The artists who created the conventions of comic strip graphics invented a way of visualizing noise that no predecessors had attempted. Since Popeye first landed his fist to a resounding Splat! or Batman and Captain America laid about them to accompanying sound effects, visualized noises
have become a defining feature of this storytelling medium. This article explores the noises that material things make. In this article, Marina Warner offers insights on how sounds play a crucial part in defining the unique quality of objects, with reference to comics, Schwitters, Beckett,
Dante and Tacita Dean.

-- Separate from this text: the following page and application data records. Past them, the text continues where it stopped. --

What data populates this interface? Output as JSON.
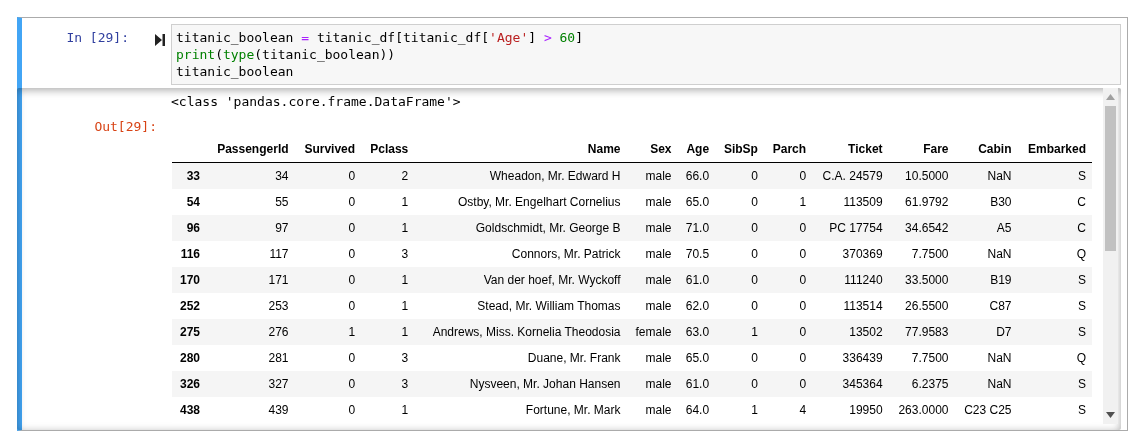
{
  "cell": {
    "in_prompt": "In [29]:",
    "code_lines": [
      [
        {
          "kind": "name",
          "text": "titanic_boolean "
        },
        {
          "kind": "op",
          "text": "="
        },
        {
          "kind": "name",
          "text": " titanic_df[titanic_df["
        },
        {
          "kind": "string",
          "text": "'Age'"
        },
        {
          "kind": "name",
          "text": "] "
        },
        {
          "kind": "op",
          "text": ">"
        },
        {
          "kind": "number",
          "text": " 60"
        },
        {
          "kind": "name",
          "text": "]"
        }
      ],
      [
        {
          "kind": "builtin",
          "text": "print"
        },
        {
          "kind": "name",
          "text": "("
        },
        {
          "kind": "builtin",
          "text": "type"
        },
        {
          "kind": "name",
          "text": "(titanic_boolean))"
        }
      ],
      [
        {
          "kind": "name",
          "text": "titanic_boolean"
        }
      ]
    ],
    "stdout": "<class 'pandas.core.frame.DataFrame'>",
    "out_prompt": "Out[29]:",
    "table": {
      "columns": [
        "",
        "PassengerId",
        "Survived",
        "Pclass",
        "Name",
        "Sex",
        "Age",
        "SibSp",
        "Parch",
        "Ticket",
        "Fare",
        "Cabin",
        "Embarked"
      ],
      "rows": [
        [
          "33",
          "34",
          "0",
          "2",
          "Wheadon, Mr. Edward H",
          "male",
          "66.0",
          "0",
          "0",
          "C.A. 24579",
          "10.5000",
          "NaN",
          "S"
        ],
        [
          "54",
          "55",
          "0",
          "1",
          "Ostby, Mr. Engelhart Cornelius",
          "male",
          "65.0",
          "0",
          "1",
          "113509",
          "61.9792",
          "B30",
          "C"
        ],
        [
          "96",
          "97",
          "0",
          "1",
          "Goldschmidt, Mr. George B",
          "male",
          "71.0",
          "0",
          "0",
          "PC 17754",
          "34.6542",
          "A5",
          "C"
        ],
        [
          "116",
          "117",
          "0",
          "3",
          "Connors, Mr. Patrick",
          "male",
          "70.5",
          "0",
          "0",
          "370369",
          "7.7500",
          "NaN",
          "Q"
        ],
        [
          "170",
          "171",
          "0",
          "1",
          "Van der hoef, Mr. Wyckoff",
          "male",
          "61.0",
          "0",
          "0",
          "111240",
          "33.5000",
          "B19",
          "S"
        ],
        [
          "252",
          "253",
          "0",
          "1",
          "Stead, Mr. William Thomas",
          "male",
          "62.0",
          "0",
          "0",
          "113514",
          "26.5500",
          "C87",
          "S"
        ],
        [
          "275",
          "276",
          "1",
          "1",
          "Andrews, Miss. Kornelia Theodosia",
          "female",
          "63.0",
          "1",
          "0",
          "13502",
          "77.9583",
          "D7",
          "S"
        ],
        [
          "280",
          "281",
          "0",
          "3",
          "Duane, Mr. Frank",
          "male",
          "65.0",
          "0",
          "0",
          "336439",
          "7.7500",
          "NaN",
          "Q"
        ],
        [
          "326",
          "327",
          "0",
          "3",
          "Nysveen, Mr. Johan Hansen",
          "male",
          "61.0",
          "0",
          "0",
          "345364",
          "6.2375",
          "NaN",
          "S"
        ],
        [
          "438",
          "439",
          "0",
          "1",
          "Fortune, Mr. Mark",
          "male",
          "64.0",
          "1",
          "4",
          "19950",
          "263.0000",
          "C23 C25",
          "S"
        ]
      ]
    }
  }
}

The Soundtrack is a multi-disciplinary journal which brings together research in the area of music and sound in relation to film and other moving image media. A complex cultural, technological, industrial and artistic phenomenon, sound-with-moving image is a rich area for analysis, investigation and speculation. We encourage writing that is accessible to audiences from a diversity of intellectual backgrounds and disciplines as well as providing a forum for practitioners. The Soundtrack's aim is to nurture this new and expanding area of academic investigation in dialogue with soundtrack producers of all kinds.